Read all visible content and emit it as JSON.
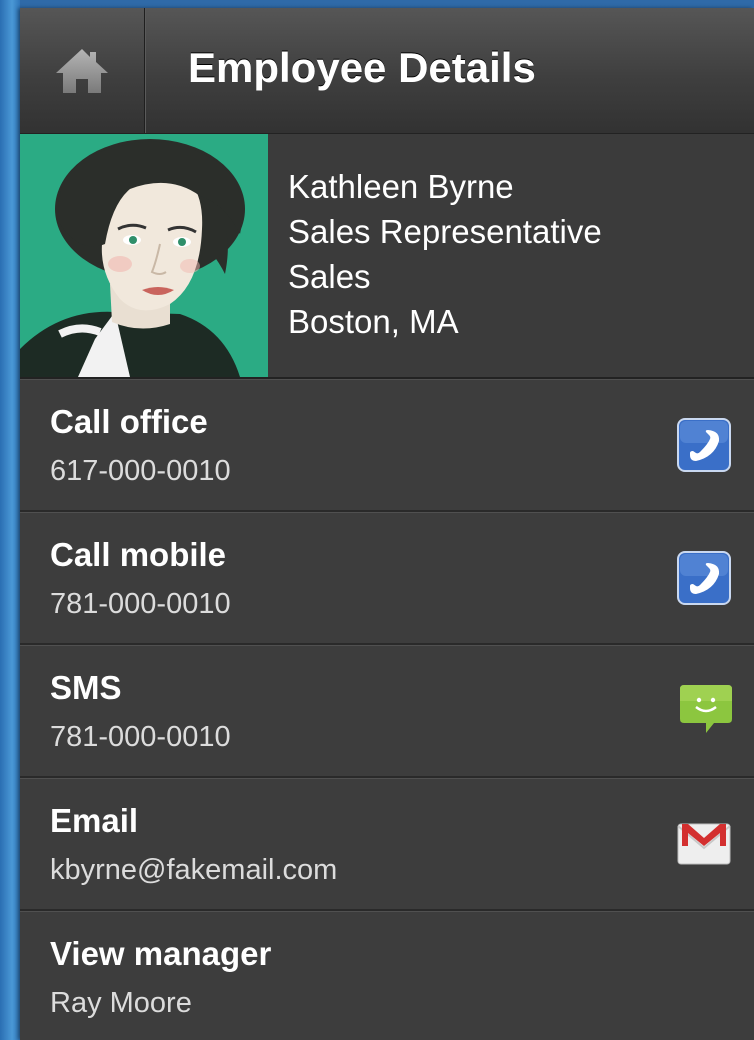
{
  "header": {
    "title": "Employee Details",
    "home_icon": "home-icon"
  },
  "employee": {
    "name": "Kathleen Byrne",
    "title": "Sales Representative",
    "department": "Sales",
    "location": "Boston, MA"
  },
  "actions": [
    {
      "label": "Call office",
      "value": "617-000-0010",
      "icon": "phone-icon"
    },
    {
      "label": "Call mobile",
      "value": "781-000-0010",
      "icon": "phone-icon"
    },
    {
      "label": "SMS",
      "value": "781-000-0010",
      "icon": "sms-icon"
    },
    {
      "label": "Email",
      "value": "kbyrne@fakemail.com",
      "icon": "gmail-icon"
    },
    {
      "label": "View manager",
      "value": "Ray Moore",
      "icon": ""
    }
  ],
  "colors": {
    "avatar_bg": "#2bab84",
    "phone_icon": "#3a6fc8",
    "sms_icon": "#8cc63f",
    "gmail_red": "#d32f2f"
  }
}
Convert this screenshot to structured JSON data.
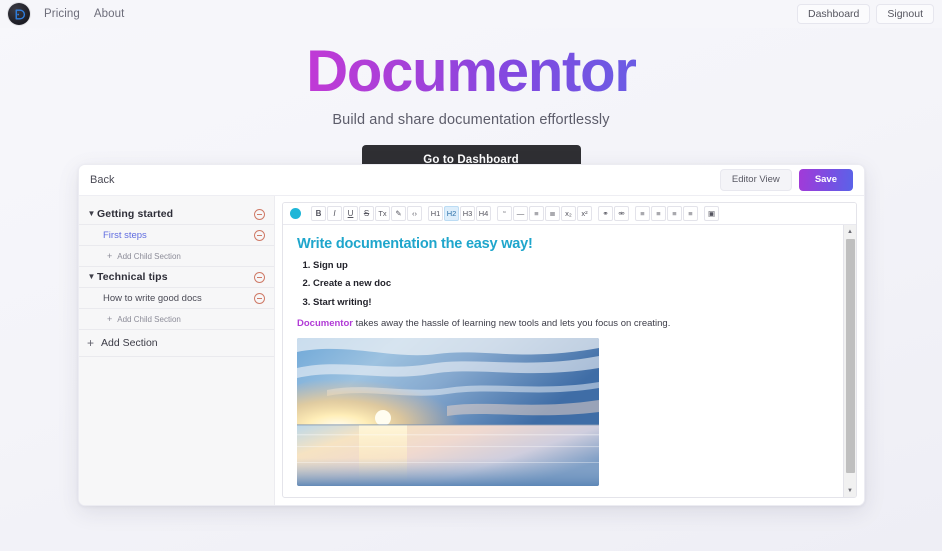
{
  "navbar": {
    "logo_alt": "Documentor logo",
    "links": [
      {
        "label": "Pricing"
      },
      {
        "label": "About"
      }
    ],
    "dashboard_label": "Dashboard",
    "signout_label": "Signout"
  },
  "hero": {
    "title": "Documentor",
    "subtitle": "Build and share documentation effortlessly",
    "cta_label": "Go to Dashboard",
    "title_gradient_from": "#c13ad6",
    "title_gradient_to": "#6b5ce4",
    "cta_bg": "#2f2f33"
  },
  "app": {
    "topbar": {
      "back_label": "Back",
      "editor_view_label": "Editor View",
      "save_label": "Save",
      "save_gradient_from": "#a23ad8",
      "save_gradient_to": "#5a63e8"
    },
    "sidebar": {
      "add_section_label": "Add Section",
      "add_child_label": "Add Child Section",
      "active_color": "#5f6ce0",
      "remove_color": "#cf7a67",
      "sections": [
        {
          "label": "Getting started",
          "expanded": true,
          "pages": [
            {
              "label": "First steps",
              "active": true
            }
          ]
        },
        {
          "label": "Technical tips",
          "expanded": true,
          "pages": [
            {
              "label": "How to write good docs",
              "active": false
            }
          ]
        }
      ]
    },
    "toolbar": {
      "swatch_color": "#1fb6d8",
      "groups": [
        {
          "buttons": [
            {
              "name": "bold",
              "glyph": "B",
              "style": "bold",
              "active": false
            },
            {
              "name": "italic",
              "glyph": "I",
              "style": "italic",
              "active": false
            },
            {
              "name": "underline",
              "glyph": "U",
              "style": "underline",
              "active": false
            },
            {
              "name": "strikethrough",
              "glyph": "S",
              "style": "strike",
              "active": false
            },
            {
              "name": "clear-format",
              "glyph": "Tx",
              "style": "plain",
              "active": false
            },
            {
              "name": "highlight",
              "glyph": "✎",
              "style": "plain",
              "active": false
            },
            {
              "name": "code",
              "glyph": "‹›",
              "style": "plain",
              "active": false
            }
          ]
        },
        {
          "buttons": [
            {
              "name": "heading-1",
              "glyph": "H1",
              "style": "plain",
              "active": false
            },
            {
              "name": "heading-2",
              "glyph": "H2",
              "style": "plain",
              "active": true
            },
            {
              "name": "heading-3",
              "glyph": "H3",
              "style": "plain",
              "active": false
            },
            {
              "name": "heading-4",
              "glyph": "H4",
              "style": "plain",
              "active": false
            }
          ]
        },
        {
          "buttons": [
            {
              "name": "blockquote",
              "glyph": "“",
              "style": "plain",
              "active": false
            },
            {
              "name": "horizontal-rule",
              "glyph": "—",
              "style": "plain",
              "active": false
            },
            {
              "name": "bullet-list",
              "glyph": "≡",
              "style": "plain",
              "active": false
            },
            {
              "name": "numbered-list",
              "glyph": "≣",
              "style": "plain",
              "active": false
            },
            {
              "name": "subscript",
              "glyph": "x₂",
              "style": "plain",
              "active": false
            },
            {
              "name": "superscript",
              "glyph": "x²",
              "style": "plain",
              "active": false
            }
          ]
        },
        {
          "buttons": [
            {
              "name": "insert-link",
              "glyph": "⚭",
              "style": "plain",
              "active": false
            },
            {
              "name": "unlink",
              "glyph": "⚮",
              "style": "plain",
              "active": false
            }
          ]
        },
        {
          "buttons": [
            {
              "name": "align-left",
              "glyph": "≡",
              "style": "plain",
              "active": false
            },
            {
              "name": "align-center",
              "glyph": "≡",
              "style": "plain",
              "active": false
            },
            {
              "name": "align-right",
              "glyph": "≡",
              "style": "plain",
              "active": false
            },
            {
              "name": "align-justify",
              "glyph": "≡",
              "style": "plain",
              "active": false
            }
          ]
        },
        {
          "buttons": [
            {
              "name": "insert-image",
              "glyph": "▣",
              "style": "plain",
              "active": false
            }
          ]
        }
      ]
    },
    "document": {
      "heading": "Write documentation the easy way!",
      "heading_color": "#1fa6cc",
      "steps": [
        "Sign up",
        "Create a new doc",
        "Start writing!"
      ],
      "paragraph_brand": "Documentor",
      "paragraph_rest": " takes away the hassle of learning new tools and lets you focus on creating.",
      "brand_color": "#b13bd6",
      "image_alt": "Sunset over calm ocean water with clouds"
    },
    "scrollbar": {
      "up_glyph": "▲",
      "down_glyph": "▼"
    }
  }
}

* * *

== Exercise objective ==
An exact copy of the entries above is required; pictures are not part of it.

== Solved problem ==
Read all visible content and emit it as JSON.
{
  "header": {
    "title": "Employee Details",
    "home_icon": "home-icon"
  },
  "employee": {
    "name": "Kathleen Byrne",
    "title": "Sales Representative",
    "department": "Sales",
    "location": "Boston, MA"
  },
  "actions": [
    {
      "label": "Call office",
      "value": "617-000-0010",
      "icon": "phone-icon"
    },
    {
      "label": "Call mobile",
      "value": "781-000-0010",
      "icon": "phone-icon"
    },
    {
      "label": "SMS",
      "value": "781-000-0010",
      "icon": "sms-icon"
    },
    {
      "label": "Email",
      "value": "kbyrne@fakemail.com",
      "icon": "gmail-icon"
    },
    {
      "label": "View manager",
      "value": "Ray Moore",
      "icon": ""
    }
  ],
  "colors": {
    "avatar_bg": "#2bab84",
    "phone_icon": "#3a6fc8",
    "sms_icon": "#8cc63f",
    "gmail_red": "#d32f2f"
  }
}
Convert this screenshot to structured JSON data.
{
  "navbar": {
    "logo_alt": "Documentor logo",
    "links": [
      {
        "label": "Pricing"
      },
      {
        "label": "About"
      }
    ],
    "dashboard_label": "Dashboard",
    "signout_label": "Signout"
  },
  "hero": {
    "title": "Documentor",
    "subtitle": "Build and share documentation effortlessly",
    "cta_label": "Go to Dashboard",
    "title_gradient_from": "#c13ad6",
    "title_gradient_to": "#6b5ce4",
    "cta_bg": "#2f2f33"
  },
  "app": {
    "topbar": {
      "back_label": "Back",
      "editor_view_label": "Editor View",
      "save_label": "Save",
      "save_gradient_from": "#a23ad8",
      "save_gradient_to": "#5a63e8"
    },
    "sidebar": {
      "add_section_label": "Add Section",
      "add_child_label": "Add Child Section",
      "active_color": "#5f6ce0",
      "remove_color": "#cf7a67",
      "sections": [
        {
          "label": "Getting started",
          "expanded": true,
          "pages": [
            {
              "label": "First steps",
              "active": true
            }
          ]
        },
        {
          "label": "Technical tips",
          "expanded": true,
          "pages": [
            {
              "label": "How to write good docs",
              "active": false
            }
          ]
        }
      ]
    },
    "toolbar": {
      "swatch_color": "#1fb6d8",
      "groups": [
        {
          "buttons": [
            {
              "name": "bold",
              "glyph": "B",
              "style": "bold",
              "active": false
            },
            {
              "name": "italic",
              "glyph": "I",
              "style": "italic",
              "active": false
            },
            {
              "name": "underline",
              "glyph": "U",
              "style": "underline",
              "active": false
            },
            {
              "name": "strikethrough",
              "glyph": "S",
              "style": "strike",
              "active": false
            },
            {
              "name": "clear-format",
              "glyph": "Tx",
              "style": "plain",
              "active": false
            },
            {
              "name": "highlight",
              "glyph": "✎",
              "style": "plain",
              "active": false
            },
            {
              "name": "code",
              "glyph": "‹›",
              "style": "plain",
              "active": false
            }
          ]
        },
        {
          "buttons": [
            {
              "name": "heading-1",
              "glyph": "H1",
              "style": "plain",
              "active": false
            },
            {
              "name": "heading-2",
              "glyph": "H2",
              "style": "plain",
              "active": true
            },
            {
              "name": "heading-3",
              "glyph": "H3",
              "style": "plain",
              "active": false
            },
            {
              "name": "heading-4",
              "glyph": "H4",
              "style": "plain",
              "active": false
            }
          ]
        },
        {
          "buttons": [
            {
              "name": "blockquote",
              "glyph": "“",
              "style": "plain",
              "active": false
            },
            {
              "name": "horizontal-rule",
              "glyph": "—",
              "style": "plain",
              "active": false
            },
            {
              "name": "bullet-list",
              "glyph": "≡",
              "style": "plain",
              "active": false
            },
            {
              "name": "numbered-list",
              "glyph": "≣",
              "style": "plain",
              "active": false
            },
            {
              "name": "subscript",
              "glyph": "x₂",
              "style": "plain",
              "active": false
            },
            {
              "name": "superscript",
              "glyph": "x²",
              "style": "plain",
              "active": false
            }
          ]
        },
        {
          "buttons": [
            {
              "name": "insert-link",
              "glyph": "⚭",
              "style": "plain",
              "active": false
            },
            {
              "name": "unlink",
              "glyph": "⚮",
              "style": "plain",
              "active": false
            }
          ]
        },
        {
          "buttons": [
            {
              "name": "align-left",
              "glyph": "≡",
              "style": "plain",
              "active": false
            },
            {
              "name": "align-center",
              "glyph": "≡",
              "style": "plain",
              "active": false
            },
            {
              "name": "align-right",
              "glyph": "≡",
              "style": "plain",
              "active": false
            },
            {
              "name": "align-justify",
              "glyph": "≡",
              "style": "plain",
              "active": false
            }
          ]
        },
        {
          "buttons": [
            {
              "name": "insert-image",
              "glyph": "▣",
              "style": "plain",
              "active": false
            }
          ]
        }
      ]
    },
    "document": {
      "heading": "Write documentation the easy way!",
      "heading_color": "#1fa6cc",
      "steps": [
        "Sign up",
        "Create a new doc",
        "Start writing!"
      ],
      "paragraph_brand": "Documentor",
      "paragraph_rest": " takes away the hassle of learning new tools and lets you focus on creating.",
      "brand_color": "#b13bd6",
      "image_alt": "Sunset over calm ocean water with clouds"
    },
    "scrollbar": {
      "up_glyph": "▲",
      "down_glyph": "▼"
    }
  }
}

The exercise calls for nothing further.